04/06/2013 12:07 BST | Updated 11/06/2013 11:14 BST

SEE ALSO Nazi Dad Insists: Naming My Son After 'Great War Hero' Adolf Hitler Is 'Cute'

A father who named three of his four children after prominent Nazis has attended court to seek visitation rights to his youngest son – while dressed in full facist regalia.

Heath Campbell, who is father to Adolf Hitler Campbell, 7, JoyceLynn Aryan Nation Campbell, 6, Honzlynn Jeannie Campbell, 5, and Heinrich Hons Campbell, 18 months, wore the uniform for the closed court family hearing in Flemington, New Jersey on Monday.

Marching into the courthouse with a swastika tattoo visible on his neck, Campbell told NBC News: “I’m going to tell the judge, I love my children. I wanna be a father, let me be it.”

heath campbell father in nazi uniform

Heath Campbell attended the court hearing in full Nazi uniform

Campbell and his estranged wife Deborah first made headlines in 2009 when a shop refused to decorate a birthday cake with the name of their oldest child, Adolf Hitler.

Shortly after the incident, Adolf and his two siblings were taken into state custody.

NewJersey.com reports that although family court proceedings are closed, a 2010 appeal decision said the children's removal was not because of their names, but based on allegations of domestic violence.

Campbell says his three oldest children have since been adopted by other families. His youngest child, Hons, was taken into care hours after his birth in November 2011.

heath campbell nazi dad

Campbell leaves the family court, where proceedings are closed

The Campbells have always denied abusing their children.
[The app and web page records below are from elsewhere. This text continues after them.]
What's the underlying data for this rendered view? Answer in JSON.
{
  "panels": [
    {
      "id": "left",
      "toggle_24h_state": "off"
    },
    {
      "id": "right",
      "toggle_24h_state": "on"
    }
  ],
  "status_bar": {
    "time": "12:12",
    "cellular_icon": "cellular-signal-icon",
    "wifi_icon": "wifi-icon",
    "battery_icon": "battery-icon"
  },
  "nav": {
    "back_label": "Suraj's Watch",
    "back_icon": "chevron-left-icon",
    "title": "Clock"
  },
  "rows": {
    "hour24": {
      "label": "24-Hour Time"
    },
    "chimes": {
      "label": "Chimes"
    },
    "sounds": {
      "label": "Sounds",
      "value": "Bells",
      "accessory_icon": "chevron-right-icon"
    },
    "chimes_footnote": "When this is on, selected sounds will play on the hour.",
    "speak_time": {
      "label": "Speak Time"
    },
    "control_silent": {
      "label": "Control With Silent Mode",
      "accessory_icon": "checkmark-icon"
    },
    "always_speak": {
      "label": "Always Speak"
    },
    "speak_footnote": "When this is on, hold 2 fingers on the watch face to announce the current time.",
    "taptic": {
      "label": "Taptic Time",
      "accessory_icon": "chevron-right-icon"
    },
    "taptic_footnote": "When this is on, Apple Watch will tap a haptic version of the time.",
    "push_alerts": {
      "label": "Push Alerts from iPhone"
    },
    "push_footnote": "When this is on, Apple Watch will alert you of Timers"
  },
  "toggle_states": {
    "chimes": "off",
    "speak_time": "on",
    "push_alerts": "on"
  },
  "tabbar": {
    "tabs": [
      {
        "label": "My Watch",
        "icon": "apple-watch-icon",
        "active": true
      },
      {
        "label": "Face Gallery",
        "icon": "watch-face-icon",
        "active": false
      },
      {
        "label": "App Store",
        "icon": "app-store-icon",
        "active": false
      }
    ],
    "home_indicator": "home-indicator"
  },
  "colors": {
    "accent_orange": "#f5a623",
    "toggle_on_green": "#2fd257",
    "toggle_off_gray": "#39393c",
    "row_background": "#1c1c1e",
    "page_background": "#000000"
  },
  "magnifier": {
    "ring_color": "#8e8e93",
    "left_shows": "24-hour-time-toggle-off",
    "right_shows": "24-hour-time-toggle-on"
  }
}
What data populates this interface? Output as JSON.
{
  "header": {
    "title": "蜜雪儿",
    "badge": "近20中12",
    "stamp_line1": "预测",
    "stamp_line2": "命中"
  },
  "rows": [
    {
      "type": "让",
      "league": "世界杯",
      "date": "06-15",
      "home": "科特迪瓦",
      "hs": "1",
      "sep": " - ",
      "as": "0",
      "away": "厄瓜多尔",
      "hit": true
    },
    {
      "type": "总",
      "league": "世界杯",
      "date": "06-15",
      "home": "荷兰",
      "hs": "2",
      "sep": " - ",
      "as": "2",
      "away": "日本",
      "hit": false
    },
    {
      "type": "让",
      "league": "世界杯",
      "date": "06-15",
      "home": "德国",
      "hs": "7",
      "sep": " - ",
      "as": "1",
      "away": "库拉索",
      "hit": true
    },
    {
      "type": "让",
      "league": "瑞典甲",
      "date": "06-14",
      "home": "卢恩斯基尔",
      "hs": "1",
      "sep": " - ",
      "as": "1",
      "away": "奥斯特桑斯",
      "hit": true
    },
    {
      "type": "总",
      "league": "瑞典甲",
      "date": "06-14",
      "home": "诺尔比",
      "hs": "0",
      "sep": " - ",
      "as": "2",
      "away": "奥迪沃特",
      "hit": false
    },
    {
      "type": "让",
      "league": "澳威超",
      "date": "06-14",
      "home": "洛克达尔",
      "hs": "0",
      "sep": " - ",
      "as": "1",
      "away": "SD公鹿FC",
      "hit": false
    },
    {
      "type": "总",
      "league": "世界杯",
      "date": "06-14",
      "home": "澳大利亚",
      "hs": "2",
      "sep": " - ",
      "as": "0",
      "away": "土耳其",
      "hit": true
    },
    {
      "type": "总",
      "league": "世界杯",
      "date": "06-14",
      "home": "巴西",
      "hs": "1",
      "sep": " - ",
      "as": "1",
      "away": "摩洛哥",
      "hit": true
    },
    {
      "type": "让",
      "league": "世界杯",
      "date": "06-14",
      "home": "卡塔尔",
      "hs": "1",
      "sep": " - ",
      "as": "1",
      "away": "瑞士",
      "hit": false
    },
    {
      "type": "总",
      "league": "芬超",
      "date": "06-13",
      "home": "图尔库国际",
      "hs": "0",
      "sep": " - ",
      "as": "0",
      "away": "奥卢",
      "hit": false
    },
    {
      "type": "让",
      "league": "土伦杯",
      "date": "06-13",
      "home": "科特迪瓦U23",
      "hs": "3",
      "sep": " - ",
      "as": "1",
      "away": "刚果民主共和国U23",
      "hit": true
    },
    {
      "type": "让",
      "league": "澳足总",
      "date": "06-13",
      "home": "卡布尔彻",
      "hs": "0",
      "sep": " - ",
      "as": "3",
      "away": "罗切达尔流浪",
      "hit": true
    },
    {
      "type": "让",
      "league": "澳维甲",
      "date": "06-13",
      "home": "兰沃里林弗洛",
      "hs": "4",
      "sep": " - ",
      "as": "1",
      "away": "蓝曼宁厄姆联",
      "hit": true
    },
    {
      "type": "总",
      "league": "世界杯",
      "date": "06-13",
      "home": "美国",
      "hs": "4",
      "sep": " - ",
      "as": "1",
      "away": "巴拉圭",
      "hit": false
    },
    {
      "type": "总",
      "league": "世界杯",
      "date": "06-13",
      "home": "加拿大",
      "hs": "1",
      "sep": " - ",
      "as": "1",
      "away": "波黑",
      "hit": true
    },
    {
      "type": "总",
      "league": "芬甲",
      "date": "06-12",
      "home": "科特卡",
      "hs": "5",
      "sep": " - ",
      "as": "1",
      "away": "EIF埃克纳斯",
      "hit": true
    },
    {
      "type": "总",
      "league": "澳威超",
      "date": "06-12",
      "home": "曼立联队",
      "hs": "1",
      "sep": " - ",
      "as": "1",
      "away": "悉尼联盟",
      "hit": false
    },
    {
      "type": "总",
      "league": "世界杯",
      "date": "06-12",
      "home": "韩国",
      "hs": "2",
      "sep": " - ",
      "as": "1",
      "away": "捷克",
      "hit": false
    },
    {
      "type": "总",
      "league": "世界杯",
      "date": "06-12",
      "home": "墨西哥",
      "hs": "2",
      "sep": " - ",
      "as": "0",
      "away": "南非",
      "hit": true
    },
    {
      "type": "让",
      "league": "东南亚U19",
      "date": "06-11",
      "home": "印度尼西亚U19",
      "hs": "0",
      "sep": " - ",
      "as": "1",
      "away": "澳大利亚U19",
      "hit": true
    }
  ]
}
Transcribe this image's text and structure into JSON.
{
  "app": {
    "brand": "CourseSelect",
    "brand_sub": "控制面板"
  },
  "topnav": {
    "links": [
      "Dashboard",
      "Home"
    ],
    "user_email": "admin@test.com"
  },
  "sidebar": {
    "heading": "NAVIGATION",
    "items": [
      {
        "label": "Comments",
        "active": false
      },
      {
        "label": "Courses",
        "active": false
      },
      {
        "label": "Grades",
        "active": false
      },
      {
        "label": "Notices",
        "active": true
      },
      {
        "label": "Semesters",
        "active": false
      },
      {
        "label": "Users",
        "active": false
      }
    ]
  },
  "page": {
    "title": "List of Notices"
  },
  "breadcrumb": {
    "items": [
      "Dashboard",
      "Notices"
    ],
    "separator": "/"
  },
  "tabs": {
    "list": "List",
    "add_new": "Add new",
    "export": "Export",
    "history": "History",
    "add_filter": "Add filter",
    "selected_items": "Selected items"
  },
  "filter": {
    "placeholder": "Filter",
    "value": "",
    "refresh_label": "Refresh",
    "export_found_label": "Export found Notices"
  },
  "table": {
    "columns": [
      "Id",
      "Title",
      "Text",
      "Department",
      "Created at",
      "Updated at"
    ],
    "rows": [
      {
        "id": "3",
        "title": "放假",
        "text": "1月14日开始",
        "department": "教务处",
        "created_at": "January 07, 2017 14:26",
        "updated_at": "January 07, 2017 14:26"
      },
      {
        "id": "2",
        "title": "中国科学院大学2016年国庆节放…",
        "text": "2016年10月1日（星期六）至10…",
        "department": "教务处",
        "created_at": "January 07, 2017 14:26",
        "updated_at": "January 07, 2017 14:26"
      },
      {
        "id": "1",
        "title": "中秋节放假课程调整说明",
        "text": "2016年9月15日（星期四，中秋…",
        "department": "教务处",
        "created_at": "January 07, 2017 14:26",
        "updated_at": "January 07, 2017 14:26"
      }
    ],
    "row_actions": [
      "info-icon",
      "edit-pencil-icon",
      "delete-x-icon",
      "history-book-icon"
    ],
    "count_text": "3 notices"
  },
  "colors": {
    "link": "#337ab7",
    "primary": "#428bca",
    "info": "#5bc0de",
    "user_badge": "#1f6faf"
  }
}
Outside the courthouse, Campbell added: "I've never abused my children, I only name my children and I don't think it's right anymore.

"Basically, what they're saying is because of my beliefs and I'm a Nazi, that us people don't have any constitutional rights to fight for our children."

adolf hitler campbell

Campbell and his estranged wife Deborah, with one of their four children

When asked whether he believed his Nazi uniform would help his case, the 40-year-old replied: “If they're good judges and they're good people, they'll look within, not what's on the outside."

"If I have to give up my Nazism, then so be it. I'll do it," Heath Campbell told the Star-Ledger in 2011. "[The children are] more my heart and soul and everything than anything."